Pope Francis "...whether they had the courage and the love to spend time with their children."
Pope Francis at General Audience - REUTERS
(Vatican Radio) Pope Francis called on fathers to be present in the lives of their children pointing out that the absence of a ‘father figure’ can have grave consequences.Speaking on Wednesday during the weekly General Audience, the Pope continued in his catechesis on the family, choosing to focus on the dignity and role of fathers.
He said that teaching us to call God our Father, Jesus gave new depth and richness to this relationship, so fundamental to the life of society.
Sadly – Francis said - in our modern societies, we are experiencing a crisis of fatherhood. In the past it was common practice to perceive the image of the father as authoritarian and at times even repressive, today – he said - we now sense uncertainty and confusion about the role of the father.
Recalling his experience with the faithful when he was Bishop of Buenos Aires, Francis said that he was often struck by how caught up in their profession and self-realization so many contemporary fathers are. "Often" - he said - "I used to ask fathers whether they took the time to play with their children, whether they had the courage and the love to spend time with their children. And their answers were not good: I am too busy... I have too much work to do".
And speaking of an “absence” of the father figure in society, the Pope said that “without father figures, young people often feel ‘orphaned’, left adrift at a critical moment in their growth and development.
Calling on fathers to be responsible, he said that fathers are necessary as examples and guides for our children in wisdom and virtue.

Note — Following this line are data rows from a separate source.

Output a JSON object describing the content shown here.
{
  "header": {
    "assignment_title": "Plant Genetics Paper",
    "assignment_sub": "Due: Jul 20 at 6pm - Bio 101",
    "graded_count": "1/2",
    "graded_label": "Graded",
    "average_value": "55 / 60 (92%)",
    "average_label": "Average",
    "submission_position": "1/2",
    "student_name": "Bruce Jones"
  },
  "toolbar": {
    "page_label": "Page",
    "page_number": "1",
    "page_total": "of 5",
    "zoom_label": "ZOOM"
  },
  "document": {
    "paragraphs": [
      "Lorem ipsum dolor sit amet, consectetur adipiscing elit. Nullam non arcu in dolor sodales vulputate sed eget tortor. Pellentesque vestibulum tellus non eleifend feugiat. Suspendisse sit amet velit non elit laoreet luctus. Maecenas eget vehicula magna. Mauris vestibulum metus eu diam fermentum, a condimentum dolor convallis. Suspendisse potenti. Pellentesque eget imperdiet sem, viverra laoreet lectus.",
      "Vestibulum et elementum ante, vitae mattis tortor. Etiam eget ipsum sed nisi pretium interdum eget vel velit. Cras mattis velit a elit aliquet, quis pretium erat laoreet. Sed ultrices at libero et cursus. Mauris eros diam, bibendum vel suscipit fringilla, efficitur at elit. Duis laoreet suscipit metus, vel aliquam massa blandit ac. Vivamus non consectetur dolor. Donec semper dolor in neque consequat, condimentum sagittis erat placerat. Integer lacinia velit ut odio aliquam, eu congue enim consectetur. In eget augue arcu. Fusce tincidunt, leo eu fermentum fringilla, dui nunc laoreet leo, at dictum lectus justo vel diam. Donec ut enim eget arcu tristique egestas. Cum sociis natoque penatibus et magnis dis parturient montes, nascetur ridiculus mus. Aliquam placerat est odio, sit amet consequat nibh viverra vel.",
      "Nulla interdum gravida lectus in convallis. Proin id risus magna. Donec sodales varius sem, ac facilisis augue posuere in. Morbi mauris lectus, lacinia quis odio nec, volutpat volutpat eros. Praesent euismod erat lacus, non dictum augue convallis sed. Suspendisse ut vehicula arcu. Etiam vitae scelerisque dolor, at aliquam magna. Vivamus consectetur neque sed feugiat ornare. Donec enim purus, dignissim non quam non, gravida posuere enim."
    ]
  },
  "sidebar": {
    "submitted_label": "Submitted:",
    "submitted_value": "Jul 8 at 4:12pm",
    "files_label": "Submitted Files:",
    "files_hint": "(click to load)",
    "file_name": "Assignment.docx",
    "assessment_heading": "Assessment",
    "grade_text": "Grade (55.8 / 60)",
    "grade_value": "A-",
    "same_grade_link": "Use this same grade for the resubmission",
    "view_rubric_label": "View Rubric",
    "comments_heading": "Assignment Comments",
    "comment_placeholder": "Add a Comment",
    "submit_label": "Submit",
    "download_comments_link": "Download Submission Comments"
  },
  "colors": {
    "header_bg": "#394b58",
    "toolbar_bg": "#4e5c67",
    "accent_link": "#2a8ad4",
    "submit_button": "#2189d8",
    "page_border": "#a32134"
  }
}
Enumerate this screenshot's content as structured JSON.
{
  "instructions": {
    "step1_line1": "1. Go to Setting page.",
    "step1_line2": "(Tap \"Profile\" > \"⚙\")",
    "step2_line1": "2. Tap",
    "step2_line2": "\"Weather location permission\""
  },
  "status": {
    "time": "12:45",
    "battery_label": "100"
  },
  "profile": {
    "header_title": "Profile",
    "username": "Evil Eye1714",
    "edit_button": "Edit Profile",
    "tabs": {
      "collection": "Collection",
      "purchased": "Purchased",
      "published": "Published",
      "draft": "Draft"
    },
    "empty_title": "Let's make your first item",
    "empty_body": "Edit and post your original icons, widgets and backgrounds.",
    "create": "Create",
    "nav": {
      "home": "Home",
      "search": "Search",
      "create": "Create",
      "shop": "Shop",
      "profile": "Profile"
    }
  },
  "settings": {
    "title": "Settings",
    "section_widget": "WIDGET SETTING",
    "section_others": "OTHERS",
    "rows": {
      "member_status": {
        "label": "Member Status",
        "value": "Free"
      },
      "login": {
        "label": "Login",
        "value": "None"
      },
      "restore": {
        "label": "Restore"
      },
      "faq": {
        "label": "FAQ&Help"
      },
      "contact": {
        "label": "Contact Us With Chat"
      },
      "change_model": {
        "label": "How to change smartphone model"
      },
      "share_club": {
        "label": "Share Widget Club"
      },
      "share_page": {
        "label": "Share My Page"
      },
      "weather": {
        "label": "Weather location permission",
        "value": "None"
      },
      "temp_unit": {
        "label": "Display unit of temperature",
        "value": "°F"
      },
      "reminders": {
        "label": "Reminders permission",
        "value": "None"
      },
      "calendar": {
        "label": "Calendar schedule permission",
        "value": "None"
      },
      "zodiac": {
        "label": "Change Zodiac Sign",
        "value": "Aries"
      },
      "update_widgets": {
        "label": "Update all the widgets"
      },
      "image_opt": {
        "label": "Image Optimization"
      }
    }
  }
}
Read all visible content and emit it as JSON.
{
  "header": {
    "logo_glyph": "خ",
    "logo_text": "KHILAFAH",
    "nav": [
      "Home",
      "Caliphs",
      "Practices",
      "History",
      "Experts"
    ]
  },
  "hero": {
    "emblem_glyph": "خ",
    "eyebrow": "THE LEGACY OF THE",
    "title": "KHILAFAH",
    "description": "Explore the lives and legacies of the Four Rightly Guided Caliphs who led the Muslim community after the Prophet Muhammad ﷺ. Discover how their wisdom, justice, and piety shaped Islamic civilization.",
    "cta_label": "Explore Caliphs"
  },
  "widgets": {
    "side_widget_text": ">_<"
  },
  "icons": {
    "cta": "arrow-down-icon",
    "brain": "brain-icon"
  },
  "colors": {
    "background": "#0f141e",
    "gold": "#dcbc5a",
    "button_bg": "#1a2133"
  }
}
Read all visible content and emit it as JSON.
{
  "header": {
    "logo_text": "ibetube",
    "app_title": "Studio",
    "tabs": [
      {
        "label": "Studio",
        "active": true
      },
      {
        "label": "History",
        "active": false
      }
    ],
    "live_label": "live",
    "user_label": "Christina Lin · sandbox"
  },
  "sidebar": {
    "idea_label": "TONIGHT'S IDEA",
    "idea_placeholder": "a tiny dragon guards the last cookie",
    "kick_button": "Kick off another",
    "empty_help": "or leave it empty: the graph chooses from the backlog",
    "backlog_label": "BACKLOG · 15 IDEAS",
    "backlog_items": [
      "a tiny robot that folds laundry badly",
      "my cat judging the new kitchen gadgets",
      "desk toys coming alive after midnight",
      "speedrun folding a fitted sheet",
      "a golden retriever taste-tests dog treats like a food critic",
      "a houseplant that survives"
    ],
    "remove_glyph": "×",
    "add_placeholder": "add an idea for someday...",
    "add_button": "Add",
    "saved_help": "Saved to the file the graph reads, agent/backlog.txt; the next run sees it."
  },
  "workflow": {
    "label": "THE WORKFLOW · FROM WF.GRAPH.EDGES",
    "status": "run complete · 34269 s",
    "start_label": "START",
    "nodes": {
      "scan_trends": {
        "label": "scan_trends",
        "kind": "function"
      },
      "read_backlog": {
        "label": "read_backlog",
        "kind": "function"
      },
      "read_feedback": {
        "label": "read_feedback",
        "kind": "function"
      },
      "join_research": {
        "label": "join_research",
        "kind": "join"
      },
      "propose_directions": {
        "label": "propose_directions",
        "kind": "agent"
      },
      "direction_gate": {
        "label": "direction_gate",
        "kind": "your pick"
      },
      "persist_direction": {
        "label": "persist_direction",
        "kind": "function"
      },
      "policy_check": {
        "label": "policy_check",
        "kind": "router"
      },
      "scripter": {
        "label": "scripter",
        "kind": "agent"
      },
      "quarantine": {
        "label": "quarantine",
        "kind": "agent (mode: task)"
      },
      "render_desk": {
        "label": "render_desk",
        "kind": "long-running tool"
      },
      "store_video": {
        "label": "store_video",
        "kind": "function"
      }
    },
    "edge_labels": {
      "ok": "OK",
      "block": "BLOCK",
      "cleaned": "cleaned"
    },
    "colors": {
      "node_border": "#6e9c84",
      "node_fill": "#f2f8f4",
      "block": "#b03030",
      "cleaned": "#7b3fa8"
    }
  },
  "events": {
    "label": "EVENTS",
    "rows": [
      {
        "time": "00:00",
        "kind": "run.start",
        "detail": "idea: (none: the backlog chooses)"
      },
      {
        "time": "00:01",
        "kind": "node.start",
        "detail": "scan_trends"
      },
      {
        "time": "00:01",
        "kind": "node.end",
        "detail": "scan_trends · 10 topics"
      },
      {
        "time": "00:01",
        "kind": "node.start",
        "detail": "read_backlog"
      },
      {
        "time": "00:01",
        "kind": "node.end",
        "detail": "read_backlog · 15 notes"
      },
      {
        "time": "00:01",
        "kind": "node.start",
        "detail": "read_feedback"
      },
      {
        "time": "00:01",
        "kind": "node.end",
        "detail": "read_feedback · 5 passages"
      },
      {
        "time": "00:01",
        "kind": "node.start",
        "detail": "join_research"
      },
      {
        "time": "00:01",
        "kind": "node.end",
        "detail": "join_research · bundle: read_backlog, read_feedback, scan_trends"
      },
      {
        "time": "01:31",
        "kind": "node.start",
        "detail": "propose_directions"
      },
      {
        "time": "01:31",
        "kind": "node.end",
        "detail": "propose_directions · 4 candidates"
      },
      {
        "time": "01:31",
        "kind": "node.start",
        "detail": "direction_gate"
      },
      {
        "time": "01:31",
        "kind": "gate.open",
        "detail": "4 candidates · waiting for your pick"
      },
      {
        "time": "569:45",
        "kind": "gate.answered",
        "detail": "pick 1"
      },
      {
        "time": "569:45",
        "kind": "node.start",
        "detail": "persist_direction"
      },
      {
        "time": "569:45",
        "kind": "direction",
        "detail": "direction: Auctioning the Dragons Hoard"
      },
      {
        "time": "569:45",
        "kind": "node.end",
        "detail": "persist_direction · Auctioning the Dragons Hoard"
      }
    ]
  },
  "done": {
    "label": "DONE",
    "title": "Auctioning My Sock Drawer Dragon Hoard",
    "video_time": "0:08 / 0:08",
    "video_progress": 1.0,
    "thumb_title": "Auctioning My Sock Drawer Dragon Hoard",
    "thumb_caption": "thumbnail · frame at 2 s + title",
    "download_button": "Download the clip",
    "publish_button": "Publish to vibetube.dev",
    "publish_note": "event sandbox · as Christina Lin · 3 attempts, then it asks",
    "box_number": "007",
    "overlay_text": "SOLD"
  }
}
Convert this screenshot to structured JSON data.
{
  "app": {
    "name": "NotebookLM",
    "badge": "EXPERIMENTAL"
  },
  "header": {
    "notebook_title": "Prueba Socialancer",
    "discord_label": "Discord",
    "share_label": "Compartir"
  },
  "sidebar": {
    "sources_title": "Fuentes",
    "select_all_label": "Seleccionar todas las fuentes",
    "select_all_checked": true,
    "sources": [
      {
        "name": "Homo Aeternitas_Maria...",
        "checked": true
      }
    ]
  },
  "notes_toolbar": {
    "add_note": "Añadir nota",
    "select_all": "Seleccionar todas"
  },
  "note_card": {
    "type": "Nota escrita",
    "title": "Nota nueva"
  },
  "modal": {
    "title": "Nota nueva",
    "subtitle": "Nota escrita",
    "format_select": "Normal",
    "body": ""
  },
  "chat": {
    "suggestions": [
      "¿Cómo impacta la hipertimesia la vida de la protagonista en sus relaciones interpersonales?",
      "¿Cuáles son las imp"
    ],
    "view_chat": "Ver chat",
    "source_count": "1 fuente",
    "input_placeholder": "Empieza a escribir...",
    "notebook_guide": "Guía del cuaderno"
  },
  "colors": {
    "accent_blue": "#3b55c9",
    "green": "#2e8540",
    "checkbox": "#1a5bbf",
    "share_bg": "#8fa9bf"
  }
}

Society itself – he continued - has a similar responsibility not to leave the young as orphans, without ideals, sound values, hopes and possibilities for work and for authentic spiritual fulfilment.
Just as Jesus promised that he would not leave us orphans – Pope Francis concluded - let us ask him to deepen and renew our appreciation of fatherhood and to raise up good fathers for the benefit of our families, our Church and our world.